I've been lucky enough to avoid cabin fever, thankfully. I've been working throughout all the lockdowns which kept me sane and having both the horses and rowing to focus on has really helped.
What are the three things you missed most during the beginning of lockdown?
I hugely missed not being able to see my friends and socialise - something that I always took for granted. I also really missed being able to go out for dinner, as it really is one of my favourite things to do. Thirdly, I missed not being able to compete my horses. I was always so used to having them in competitions that it felt very strange not being able to do that.
Where will you go and what will you do when restrictions are fully lifted?
I really can't wait to get my friends together to go on a big night out somewhere. I'd also love to go skiing this winter, if restrictions allow.
It's usually pretty difficult to annoy me, but probably when my sister steals my clothes... but surely, no one likes that?
Have your priorities in life or perspectives changed?
I think numerous lockdowns have encouraged me to prioritise my own health, both physically and mentally, and appreciate a lot more of the 'little' things in life - especially being able to see family and friends
Any new skills or hobbies?
Because there aren't indoor rowing competitions during the summer, I've had the time to practise my gymnastics skills in the gym and have surprised myself at how much they've improved. I definitely find throwing heavy weights about comes a lot more naturally to me, but it's so rewarding to work on your weaknesses.
What would you like to see change for good when this is all over?
Has coronavirus changed your attitude towards your own mortality?

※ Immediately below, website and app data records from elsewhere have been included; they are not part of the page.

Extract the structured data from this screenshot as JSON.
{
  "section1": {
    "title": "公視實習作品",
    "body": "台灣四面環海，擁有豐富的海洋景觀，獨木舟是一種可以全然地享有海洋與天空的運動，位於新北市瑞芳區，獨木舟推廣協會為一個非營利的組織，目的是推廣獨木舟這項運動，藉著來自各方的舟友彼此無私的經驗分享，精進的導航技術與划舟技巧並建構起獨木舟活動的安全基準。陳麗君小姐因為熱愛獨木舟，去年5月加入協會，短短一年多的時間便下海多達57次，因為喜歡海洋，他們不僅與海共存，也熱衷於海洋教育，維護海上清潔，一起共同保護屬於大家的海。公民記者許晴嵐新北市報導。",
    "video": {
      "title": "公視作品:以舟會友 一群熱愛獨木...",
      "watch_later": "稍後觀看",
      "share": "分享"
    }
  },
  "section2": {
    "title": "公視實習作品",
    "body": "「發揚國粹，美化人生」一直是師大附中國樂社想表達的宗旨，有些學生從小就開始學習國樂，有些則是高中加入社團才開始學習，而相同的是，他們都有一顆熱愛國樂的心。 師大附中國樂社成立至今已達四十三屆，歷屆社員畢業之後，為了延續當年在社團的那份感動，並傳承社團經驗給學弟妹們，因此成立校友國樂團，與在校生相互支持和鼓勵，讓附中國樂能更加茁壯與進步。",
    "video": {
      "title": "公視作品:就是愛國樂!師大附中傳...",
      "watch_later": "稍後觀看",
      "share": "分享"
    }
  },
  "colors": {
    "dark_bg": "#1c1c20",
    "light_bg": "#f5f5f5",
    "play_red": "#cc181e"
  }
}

I don't think coronavirus has changed my mind much - I still very much believe that whatever will be, will be regarding my own mortality. I think, if anything, it has made me more protective of my own family and friends who have been most at risk during the pandemic. I find thinking about that more scary than thinking about my own mortality.